» HOW TO COMPLETE THIS TASK: Filter the data for lines with the word "title" and copy those lines.

» ENTRIES SUPPLIED:
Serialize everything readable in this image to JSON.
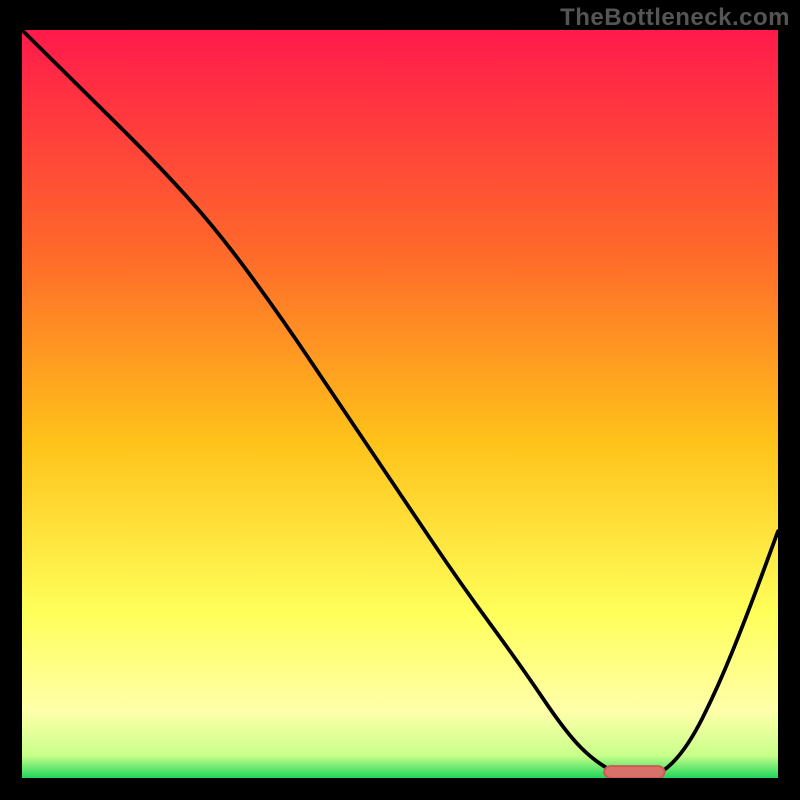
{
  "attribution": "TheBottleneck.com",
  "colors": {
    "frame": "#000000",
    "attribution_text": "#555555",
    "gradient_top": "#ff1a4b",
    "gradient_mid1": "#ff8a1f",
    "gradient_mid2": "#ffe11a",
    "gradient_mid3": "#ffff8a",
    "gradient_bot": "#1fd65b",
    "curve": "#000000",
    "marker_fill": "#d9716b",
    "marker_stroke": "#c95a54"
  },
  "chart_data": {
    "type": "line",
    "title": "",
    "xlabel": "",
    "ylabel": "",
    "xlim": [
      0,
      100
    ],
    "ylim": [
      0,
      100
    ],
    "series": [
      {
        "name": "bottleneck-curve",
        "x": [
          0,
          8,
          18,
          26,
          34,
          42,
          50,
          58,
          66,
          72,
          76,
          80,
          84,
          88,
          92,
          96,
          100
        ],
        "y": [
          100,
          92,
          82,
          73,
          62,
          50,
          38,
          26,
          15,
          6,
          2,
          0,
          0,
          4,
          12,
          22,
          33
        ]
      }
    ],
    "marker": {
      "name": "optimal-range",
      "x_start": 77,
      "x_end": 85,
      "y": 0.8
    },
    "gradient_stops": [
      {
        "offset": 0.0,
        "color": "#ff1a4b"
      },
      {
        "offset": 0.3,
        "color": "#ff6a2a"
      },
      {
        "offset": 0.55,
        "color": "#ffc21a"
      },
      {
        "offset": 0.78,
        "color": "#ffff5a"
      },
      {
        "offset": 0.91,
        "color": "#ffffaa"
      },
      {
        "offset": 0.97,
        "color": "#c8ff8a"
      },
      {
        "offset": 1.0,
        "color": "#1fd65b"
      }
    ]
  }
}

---

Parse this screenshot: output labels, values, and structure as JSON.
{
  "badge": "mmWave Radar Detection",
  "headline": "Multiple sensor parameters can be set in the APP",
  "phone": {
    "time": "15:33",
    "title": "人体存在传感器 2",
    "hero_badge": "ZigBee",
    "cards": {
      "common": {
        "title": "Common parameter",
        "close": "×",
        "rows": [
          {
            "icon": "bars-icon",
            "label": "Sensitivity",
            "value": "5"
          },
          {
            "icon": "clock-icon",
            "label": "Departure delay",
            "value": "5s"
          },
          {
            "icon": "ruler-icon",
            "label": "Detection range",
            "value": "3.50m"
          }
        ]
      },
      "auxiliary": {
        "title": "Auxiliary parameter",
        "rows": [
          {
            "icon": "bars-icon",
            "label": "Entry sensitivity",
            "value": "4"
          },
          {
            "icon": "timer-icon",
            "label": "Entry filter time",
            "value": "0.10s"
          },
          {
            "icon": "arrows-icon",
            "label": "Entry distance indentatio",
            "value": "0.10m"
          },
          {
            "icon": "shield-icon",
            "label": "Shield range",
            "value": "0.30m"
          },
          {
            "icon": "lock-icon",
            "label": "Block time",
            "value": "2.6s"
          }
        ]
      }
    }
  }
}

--

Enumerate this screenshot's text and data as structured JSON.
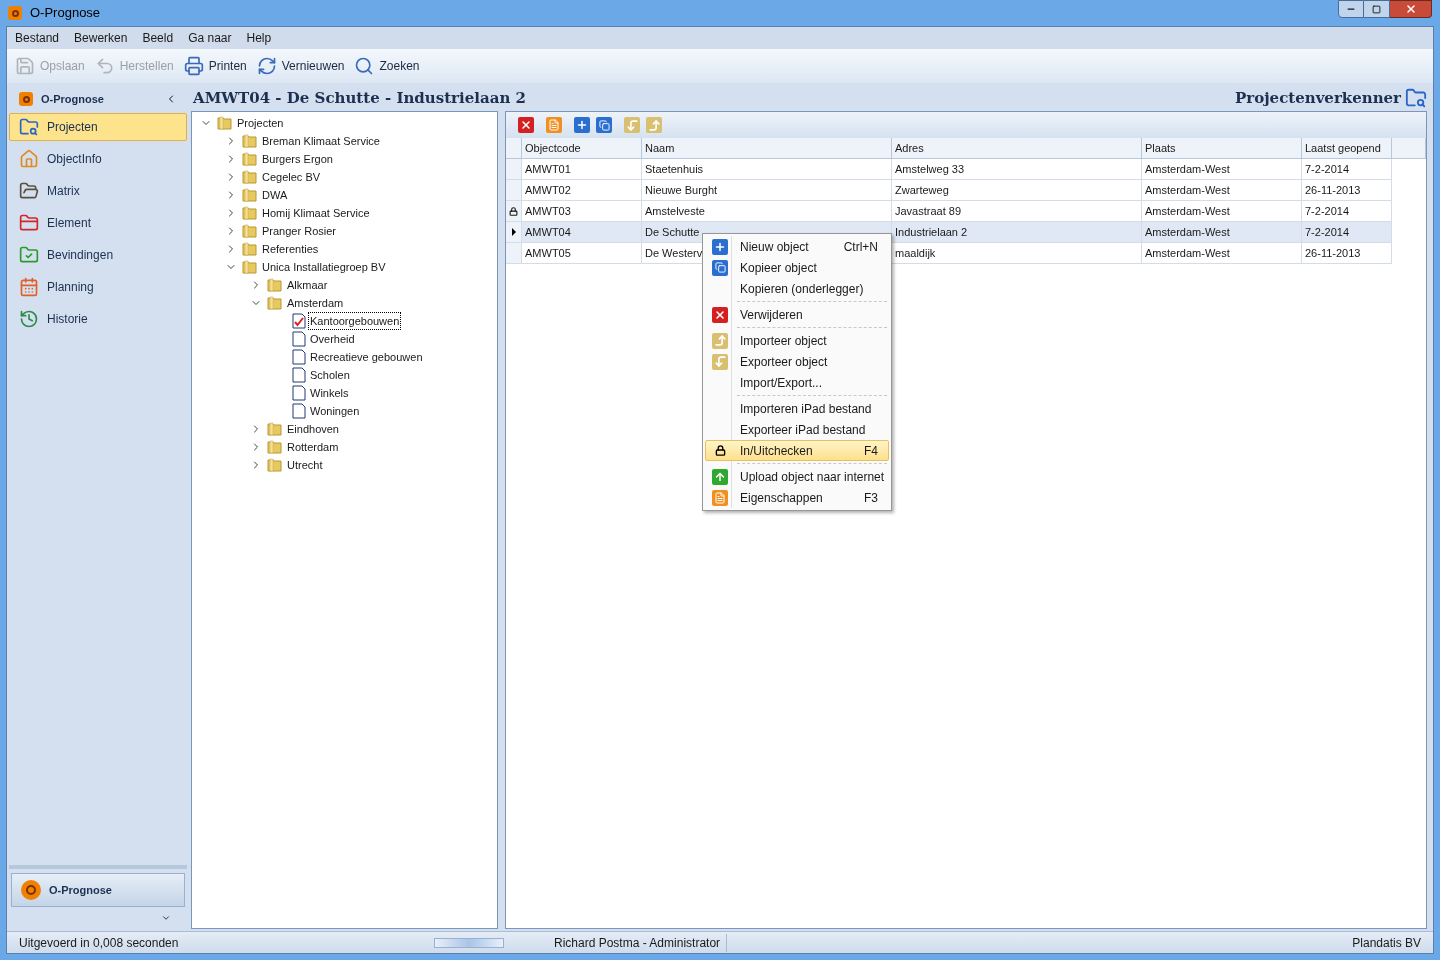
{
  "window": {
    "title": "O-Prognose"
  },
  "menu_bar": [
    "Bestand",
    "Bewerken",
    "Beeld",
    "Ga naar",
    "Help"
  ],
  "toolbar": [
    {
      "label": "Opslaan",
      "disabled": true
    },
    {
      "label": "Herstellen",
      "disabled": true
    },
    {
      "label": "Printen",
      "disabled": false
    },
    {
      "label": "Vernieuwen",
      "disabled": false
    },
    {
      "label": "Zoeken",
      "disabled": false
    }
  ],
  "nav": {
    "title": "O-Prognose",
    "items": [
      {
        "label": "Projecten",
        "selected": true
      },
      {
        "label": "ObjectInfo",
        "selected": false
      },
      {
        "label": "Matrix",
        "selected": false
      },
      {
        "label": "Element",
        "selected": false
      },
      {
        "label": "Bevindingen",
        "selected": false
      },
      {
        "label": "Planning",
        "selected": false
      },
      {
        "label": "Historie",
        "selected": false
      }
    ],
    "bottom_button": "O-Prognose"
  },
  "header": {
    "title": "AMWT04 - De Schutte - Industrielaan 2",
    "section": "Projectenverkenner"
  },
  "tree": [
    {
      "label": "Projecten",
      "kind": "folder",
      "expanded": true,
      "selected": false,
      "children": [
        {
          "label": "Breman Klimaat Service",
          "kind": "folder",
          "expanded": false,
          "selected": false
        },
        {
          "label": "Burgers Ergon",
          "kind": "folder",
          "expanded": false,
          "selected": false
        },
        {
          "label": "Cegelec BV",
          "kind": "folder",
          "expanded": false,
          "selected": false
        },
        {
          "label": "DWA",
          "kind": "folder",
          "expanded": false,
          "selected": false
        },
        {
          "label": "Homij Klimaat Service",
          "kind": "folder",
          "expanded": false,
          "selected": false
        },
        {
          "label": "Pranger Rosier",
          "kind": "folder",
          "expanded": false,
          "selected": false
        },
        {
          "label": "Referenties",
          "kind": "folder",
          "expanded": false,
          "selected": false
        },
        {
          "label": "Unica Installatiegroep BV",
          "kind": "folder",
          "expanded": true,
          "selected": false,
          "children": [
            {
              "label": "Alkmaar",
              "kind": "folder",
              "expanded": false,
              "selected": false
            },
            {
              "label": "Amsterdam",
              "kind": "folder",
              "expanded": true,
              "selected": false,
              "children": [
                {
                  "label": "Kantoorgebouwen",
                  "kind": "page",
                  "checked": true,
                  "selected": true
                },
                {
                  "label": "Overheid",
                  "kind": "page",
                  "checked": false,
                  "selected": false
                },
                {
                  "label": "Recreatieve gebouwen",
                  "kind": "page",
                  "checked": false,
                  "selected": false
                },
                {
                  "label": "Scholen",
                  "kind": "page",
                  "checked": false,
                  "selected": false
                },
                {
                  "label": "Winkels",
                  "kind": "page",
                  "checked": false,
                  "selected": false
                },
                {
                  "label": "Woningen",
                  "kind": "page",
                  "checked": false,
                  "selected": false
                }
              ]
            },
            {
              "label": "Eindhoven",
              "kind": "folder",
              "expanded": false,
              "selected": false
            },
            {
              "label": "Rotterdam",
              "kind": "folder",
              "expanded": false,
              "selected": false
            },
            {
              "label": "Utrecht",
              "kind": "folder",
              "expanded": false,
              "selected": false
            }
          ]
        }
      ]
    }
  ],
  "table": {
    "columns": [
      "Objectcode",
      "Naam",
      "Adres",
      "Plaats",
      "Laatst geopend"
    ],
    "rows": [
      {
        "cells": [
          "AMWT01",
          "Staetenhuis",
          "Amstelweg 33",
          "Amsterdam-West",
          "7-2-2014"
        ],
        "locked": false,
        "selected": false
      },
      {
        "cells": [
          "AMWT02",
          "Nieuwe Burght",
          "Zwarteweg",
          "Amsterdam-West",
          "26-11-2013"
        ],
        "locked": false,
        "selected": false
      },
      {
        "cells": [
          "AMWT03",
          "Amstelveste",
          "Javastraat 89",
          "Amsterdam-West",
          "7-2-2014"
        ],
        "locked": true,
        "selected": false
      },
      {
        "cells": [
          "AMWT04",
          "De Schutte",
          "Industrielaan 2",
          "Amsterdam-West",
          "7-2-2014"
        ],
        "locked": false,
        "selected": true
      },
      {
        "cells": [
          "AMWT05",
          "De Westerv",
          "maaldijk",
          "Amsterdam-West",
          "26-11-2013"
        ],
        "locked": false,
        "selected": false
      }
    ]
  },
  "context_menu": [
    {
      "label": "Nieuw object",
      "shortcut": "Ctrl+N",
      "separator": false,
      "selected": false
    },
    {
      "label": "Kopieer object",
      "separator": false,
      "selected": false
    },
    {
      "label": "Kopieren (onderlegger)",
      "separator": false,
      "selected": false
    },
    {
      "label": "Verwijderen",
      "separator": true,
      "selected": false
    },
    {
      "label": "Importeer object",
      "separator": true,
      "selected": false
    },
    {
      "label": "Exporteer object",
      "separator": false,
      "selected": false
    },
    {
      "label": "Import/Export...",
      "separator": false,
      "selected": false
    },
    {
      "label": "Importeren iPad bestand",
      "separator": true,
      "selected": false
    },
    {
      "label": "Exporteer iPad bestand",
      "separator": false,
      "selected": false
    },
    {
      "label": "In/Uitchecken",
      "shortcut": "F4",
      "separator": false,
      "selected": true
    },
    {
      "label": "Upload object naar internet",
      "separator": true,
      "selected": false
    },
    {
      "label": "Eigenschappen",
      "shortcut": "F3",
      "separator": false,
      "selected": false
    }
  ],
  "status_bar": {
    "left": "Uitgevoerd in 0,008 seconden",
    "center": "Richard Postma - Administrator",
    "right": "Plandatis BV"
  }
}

» ANSWER TO THE EXERCISE:
    "title": "",
    "title": "人体存在传感器 2",
        "title": "Common parameter",
        "title": "Auxiliary parameter",
    "title": "O-Prognose"
    "title": "O-Prognose",
    "title": "AMWT04 - De Schutte - Industrielaan 2",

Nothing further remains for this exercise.